Stored items
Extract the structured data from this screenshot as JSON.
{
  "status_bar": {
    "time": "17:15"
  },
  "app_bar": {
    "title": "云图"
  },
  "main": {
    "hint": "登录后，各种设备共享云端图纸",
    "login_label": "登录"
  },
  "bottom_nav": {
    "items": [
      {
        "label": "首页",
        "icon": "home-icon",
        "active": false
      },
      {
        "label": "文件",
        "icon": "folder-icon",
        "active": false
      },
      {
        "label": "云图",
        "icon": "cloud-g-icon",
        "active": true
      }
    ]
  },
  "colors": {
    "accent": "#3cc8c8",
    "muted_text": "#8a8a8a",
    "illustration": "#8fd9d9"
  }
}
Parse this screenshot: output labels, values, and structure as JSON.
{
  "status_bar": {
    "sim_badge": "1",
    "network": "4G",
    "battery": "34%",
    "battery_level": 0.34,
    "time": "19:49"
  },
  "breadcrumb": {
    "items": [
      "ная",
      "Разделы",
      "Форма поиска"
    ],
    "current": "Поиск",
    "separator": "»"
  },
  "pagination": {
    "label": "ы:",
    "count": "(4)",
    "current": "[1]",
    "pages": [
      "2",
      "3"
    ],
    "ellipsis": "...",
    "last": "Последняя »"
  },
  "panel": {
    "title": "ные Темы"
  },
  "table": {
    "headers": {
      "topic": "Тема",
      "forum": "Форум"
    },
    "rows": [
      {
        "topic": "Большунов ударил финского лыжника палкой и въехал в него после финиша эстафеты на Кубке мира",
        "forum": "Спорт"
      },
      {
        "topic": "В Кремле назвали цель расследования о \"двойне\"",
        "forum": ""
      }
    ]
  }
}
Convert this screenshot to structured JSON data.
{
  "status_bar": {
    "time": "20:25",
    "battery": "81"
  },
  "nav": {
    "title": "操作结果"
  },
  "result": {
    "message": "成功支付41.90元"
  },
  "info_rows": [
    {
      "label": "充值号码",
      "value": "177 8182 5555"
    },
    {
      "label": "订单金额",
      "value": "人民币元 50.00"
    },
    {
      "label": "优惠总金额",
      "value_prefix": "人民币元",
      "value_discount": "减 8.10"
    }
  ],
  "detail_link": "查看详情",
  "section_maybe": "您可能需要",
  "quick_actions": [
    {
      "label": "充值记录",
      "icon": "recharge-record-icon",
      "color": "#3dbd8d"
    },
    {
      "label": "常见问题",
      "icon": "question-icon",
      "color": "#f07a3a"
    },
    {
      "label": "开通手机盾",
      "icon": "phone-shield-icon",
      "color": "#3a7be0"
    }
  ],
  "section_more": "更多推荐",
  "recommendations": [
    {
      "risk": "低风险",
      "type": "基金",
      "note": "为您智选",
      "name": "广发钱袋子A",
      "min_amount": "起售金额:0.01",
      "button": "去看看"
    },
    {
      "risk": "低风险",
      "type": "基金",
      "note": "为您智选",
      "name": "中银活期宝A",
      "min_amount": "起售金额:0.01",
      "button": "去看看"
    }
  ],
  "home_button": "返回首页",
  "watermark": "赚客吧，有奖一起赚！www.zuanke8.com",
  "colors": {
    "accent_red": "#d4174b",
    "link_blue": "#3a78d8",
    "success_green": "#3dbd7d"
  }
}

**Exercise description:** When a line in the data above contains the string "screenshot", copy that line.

**Response to the task:**
Extract the structured data from this screenshot as JSON.
Parse this screenshot: output labels, values, and structure as JSON.
Convert this screenshot to structured JSON data.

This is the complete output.